Such is the story of The Seagull. adapted here by Tom Stoppard. In it. the young writer Konstantin stages a new experimental play at his family house in rural Russia. starring his girlfriend Nina. the great love of his life. Nina begins to give Trigorin. an established writer and boyfriend of Konstantin's mother. the glad eye. and eventually runs off with him to Moscow. Of this central quartet. no one winds tip happy. each failing to move on successfully to other relationships with perfectly nice people. The people around them are equally shattered by experience.
Visiting Lithuanian director Rimas Tuminas emphasises that it‘s the human aspect of all this that most interests him. “There's a lot of love in the play. love in spades.‘ he states. ‘C‘hekhov said there were five poods of love in it. A pood is an old Russian weight measurement. I‘m not quite sure how much. btit it‘s heavy. Of course. love is a natural medium for the theatre..
This is quite different in its approach from a
The Seagull is full of
people with a capital ‘P’
Bird trouble: The Seagull
more society-based analysis of the play. which will frequently and validly seek to demonstrate that the social class and political background of the characters are factors in their dilemmas. ‘Personally. I can't see it from a sociological point of view.‘ Tuminas says. ‘The play is full of people with a capital ‘P'. I don‘t mean to say that you can't interpret the play in that sociological way. I stress that I don't want to criticise that approach. But it‘s the different kinds of people I’m interested in. There‘s usually no hero in (‘hekhov‘s drama. just people. If there‘s a hero in The Seagull. it‘s time: time passing.‘
But we see a lot of Chekhov in our time. so how does one revisit so widely performed a text'.’ Tuminas feels that so many productions fall into mannerism. or self-consciously radical departure that there is still room for new productions. ‘There seem to be two common ways of producing Chekhov.‘ he says. ‘()ne is beautiful people against a beautiful backdrop. Then there are the other kind. I once saw a Swedish production of Three Sisters where the sisters were portrayed as whores. and the men they were involved with were clients.’ Tuminas offers no comment on these interpretations. but you can tell what he‘s thinking.
So think about your relationships. Was there really any vindictiveness in the way people departed? I don't really think so in my case. lixcept once . . .
The Seagull, Dundee Rep, Wed 10-Sat 27 Oct.
Whispers Talk of the green room
WITH THE SCOTTISH ARTS Council announcing its fixed- term funding plans for theatre companies. you'd expect to see the usual expressions of elation and disgust from arOund the theatre community. but so far. response has been pretty restrained.

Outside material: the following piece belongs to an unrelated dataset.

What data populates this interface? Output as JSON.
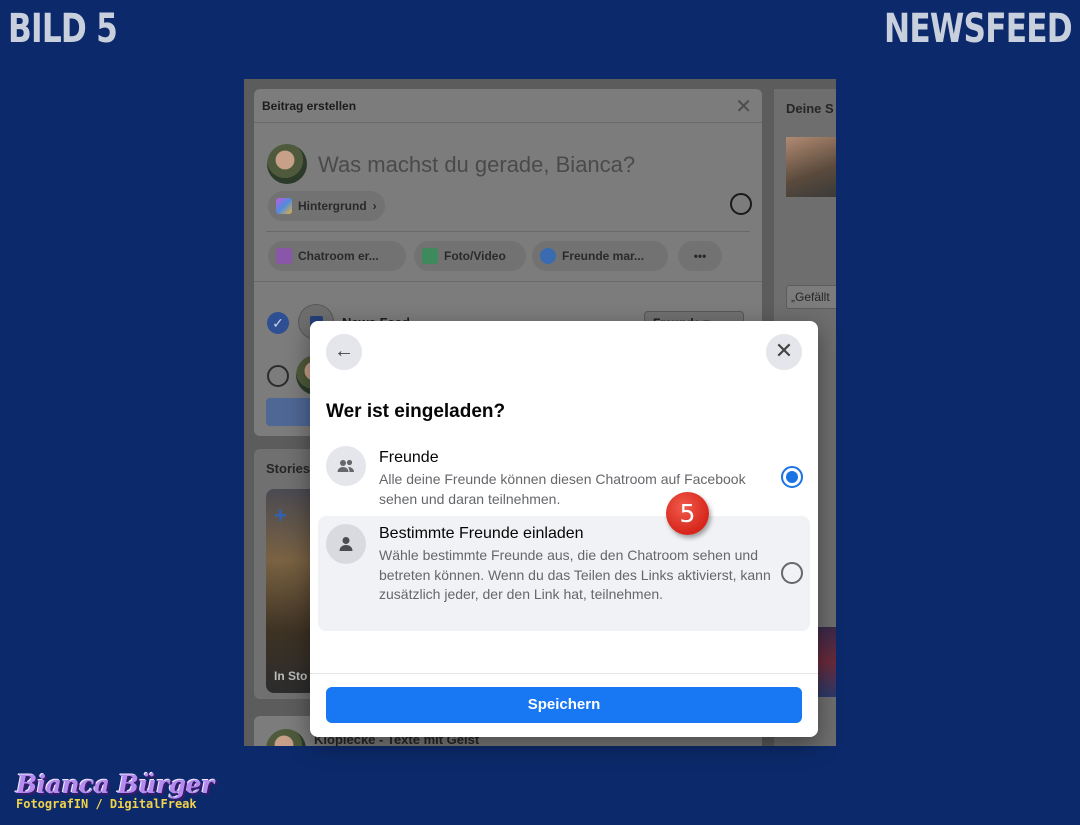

Perhaps this is because we're all still trying to work out the reasoning behind the varying degree of time and money involved in the new diVision of the spoils.
For the record. among those receiving new money are Mull Theatre (32150000 per annum for up to three years). Borderline ($150,000. two years). 7:84 (2215.000. two years). Stellar Ouines (521 15.000. two years). Suspect Culture (531 15,000. two years). TAG ($215000. two years). Wee Stories (5370.000. for up to two years). Those who have missed out on funding include Boilerhouse, Theatre Babel and the Brunton Theatre. Now. there's no point getting into the usual seasonal slanging match about the companies who were given funding. Each has produced good w0rk over the past few years. and no dOLibt warrants the cash. But the calculations made in creating the different two and three—year awards are. at this stage. difficult to assess.
The real problem is not who was funded. but who missed Out. The solution? Well. let's not attack the SAC. which is itself short of funding. But what abOLit all this Scottish EXGCUllVG commitment to increase the duality of local theatre alongside the new national theatre? We've seen little result in terms of hard cash. even given the carefully calculated marginal inCrease in funding. Where's the beef?
V” w “w
Boilerhouse: Unlucky to miss out
4.18 ()(‘i 2001 THE LIST 63